Here’s a look at some hardware and software that’s available:
Packet8 DV326 VideoPhone from 8x8 Inc., $99.99, requires broadband Internet connection with two-year phone-service commitment at $19.95 per month. The days of cheap long-distance visual communication have arrived, thanks to a combination of slick technology and the marvels of broadband Internet access.
Anyone considering tapping into the voice-over-Internet protocol — VoIP — revolution will appreciate 8x8’s (www.packet8.net) modestly priced video-phone service.
VoIP means making telephone calls anywhere in the world using a high-speed (broadband) Internet connection.
Subscribers hook a paperback-size device from companies such as Packet8, Vonage (www.vonage.com) or BroadVoice (www.broadvoice.com) into their ethernet-based home network, which then is connected to a standard phone.
This telephony adapter box takes the analog voice, digitizes it and converts it into data packets, then sends it to Internet servers, which route the packets to an ending IP address (corresponding to a telephone number in a subscriber network) or to local information gateways, used by dial-up Internet service providers, to deliver a call.
The monthly service is cheap (ranging from $14.99 to $39.99 plus, usually, a $29.99 activation fee) because the network infrastructure is already in place and consumers already are paying for the majority of the transmission price via their monthly DSL or cable modem service.
8x8 Inc. came into the picture in the early 1990s by making a name for itself in audio and video compression. Taking advantage of the VoIP data-packet technology was a natural progression, especially in the area of video, and thus Packet8 was born.
Consumers purchasing the Packet8 video plan, tailored much like cellular phone service, receive a feature-rich phone for less than $100 (with rebates, it cost $249 only a month ago) and must commit to two years of the VoIP service to make unlimited calls anywhere in the United States and Canada. Packet8 video-phone subscribers also can call fellow video subscribers anywhere in the world for free.
Users can hook up the phone (all cables are included) in less than five minutes by first plugging it into the electrical outlet and then to their home network’s router to video conference on a 5-inch TFT-LCD, a tiltable color screen, via a CCD auto-focusing camera.
The quality of the video connection is excellent, with none of the jagged latency issues of past video phones, and it can run at 30 frames per second (when the broadband is mightily flowing), which is near television broadcast quality.
The phone features a speaker-phone option, 100-number phone book with 10-number speed dial, an auto-answer option (to visually check up on baby sitters) and a privacy function that sends a blank screen to the other party on days when looking good is way too much work.
More amazing options include hooking up the phone to a television with standard audio-video jack inputs to see a very large image of a loved one; using an external camera to send prerecorded video, such as a reporter filing a live broadcast; and using an external microphone (included) for groups to talk up to 6 feet away from the phone.
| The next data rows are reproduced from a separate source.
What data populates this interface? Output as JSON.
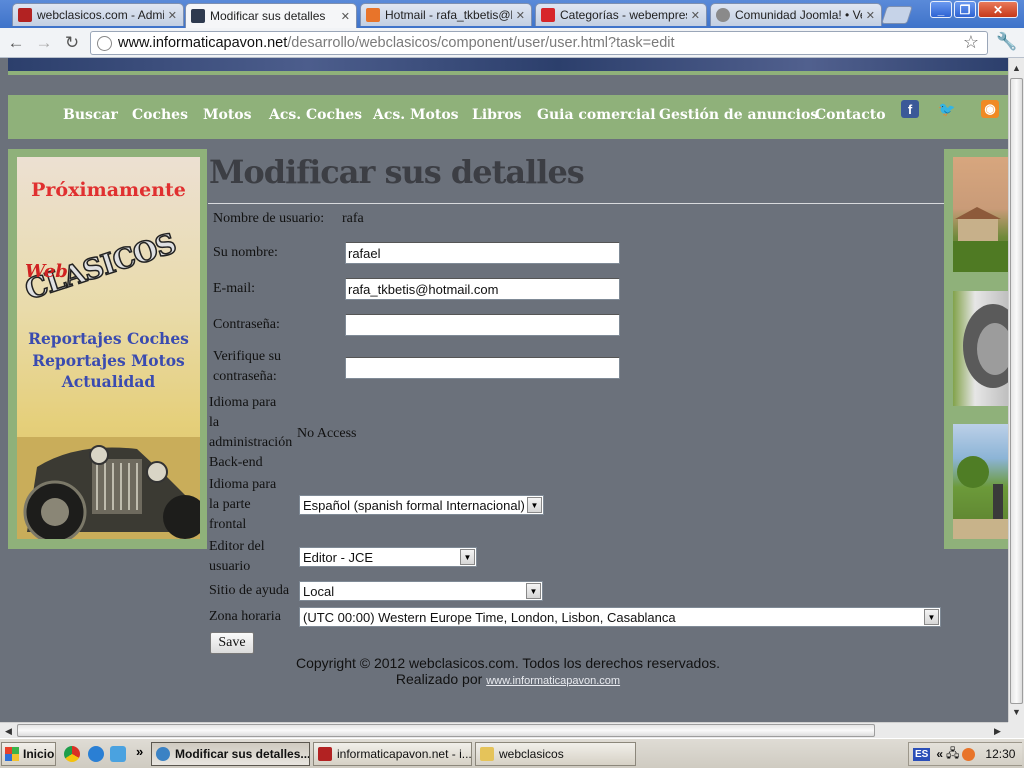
{
  "browser": {
    "tabs": [
      {
        "label": "webclasicos.com - Adminis",
        "favicon_color": "#b22222"
      },
      {
        "label": "Modificar sus detalles",
        "favicon_color": "#2e3a4f",
        "active": true
      },
      {
        "label": "Hotmail - rafa_tkbetis@hot",
        "favicon_color": "#e8742a"
      },
      {
        "label": "Categorías - webempresa",
        "favicon_color": "#d7262a"
      },
      {
        "label": "Comunidad Joomla! • Ver",
        "favicon_color": "#8a8a8a"
      }
    ],
    "tab_close": "✕",
    "url_host": "www.informaticapavon.net",
    "url_path": "/desarrollo/webclasicos/component/user/user.html?task=edit",
    "win_minimize": "_",
    "win_maximize": "❐",
    "win_close": "✕"
  },
  "site": {
    "nav": [
      "Buscar",
      "Coches",
      "Motos",
      "Acs. Coches",
      "Acs. Motos",
      "Libros",
      "Guia comercial",
      "Gestión de anuncios",
      "Contacto"
    ],
    "social": {
      "facebook": "f",
      "twitter": "🐦",
      "rss": "◉"
    },
    "banner": {
      "proximamente": "Próximamente",
      "web": "Web",
      "clasicos": "CLASICOS",
      "lines": [
        "Reportajes Coches",
        "Reportajes Motos",
        "Actualidad"
      ]
    },
    "page_title": "Modificar sus detalles",
    "form": {
      "username_label": "Nombre de usuario:",
      "username_value": "rafa",
      "name_label": "Su nombre:",
      "name_value": "rafael",
      "email_label": "E-mail:",
      "email_value": "rafa_tkbetis@hotmail.com",
      "password_label": "Contraseña:",
      "password_value": "",
      "verify_label_1": "Verifique su",
      "verify_label_2": "contraseña:",
      "verify_value": "",
      "admin_lang_label": [
        "Idioma para",
        "la",
        "administración",
        "Back-end"
      ],
      "admin_lang_value": "No Access",
      "front_lang_label": [
        "Idioma para",
        "la parte",
        "frontal"
      ],
      "front_lang_value": "Español (spanish formal Internacional)",
      "editor_label": [
        "Editor del",
        "usuario"
      ],
      "editor_value": "Editor - JCE",
      "help_label": "Sitio de ayuda",
      "help_value": "Local",
      "tz_label": "Zona horaria",
      "tz_value": "(UTC 00:00) Western Europe Time, London, Lisbon, Casablanca",
      "save_label": "Save"
    },
    "footer_line1": "Copyright © 2012 webclasicos.com. Todos los derechos reservados.",
    "footer_line2_prefix": "Realizado por",
    "footer_link": "www.informaticapavon.com"
  },
  "taskbar": {
    "start_label": "Inicio",
    "chevron": "»",
    "items": [
      {
        "label": "Modificar sus detalles...",
        "color": "#3b82c4",
        "active": true
      },
      {
        "label": "informaticapavon.net - i...",
        "color": "#b22222"
      },
      {
        "label": "webclasicos",
        "color": "#e5c35a"
      }
    ],
    "lang": "ES",
    "tray_chevron": "«",
    "clock": "12:30"
  }
}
Standard functions to the Packet8 calling service resemble most regular phone plans, such as personalized voice mail, caller ID, call waiting and call forwarding.
Packet 8 also offers enhanced 911 service (for an extra $1.50 per month plus a $9.95 activation fee). This eliminates the problem of having 911 calls routed to non-emergency lines or sent to emergency dispatchers without the caller’s name and phone number automatically popping up on the operator’s screen.
Problems I encountered during my calls included intermittent service dropouts when my broadband connection was acting up, trouble using caller ID and realizing that another person could see me. Check out Packet8’s Web site for more lessons in video-phone etiquette (www.packet8.net/about/ VideophoneLessons.asp).
Write to Joseph Szadkowski, The Washington Times, 3600 New York Ave. NE, Washington, DC 20002, or send e-mail jszadkowski@washington times.com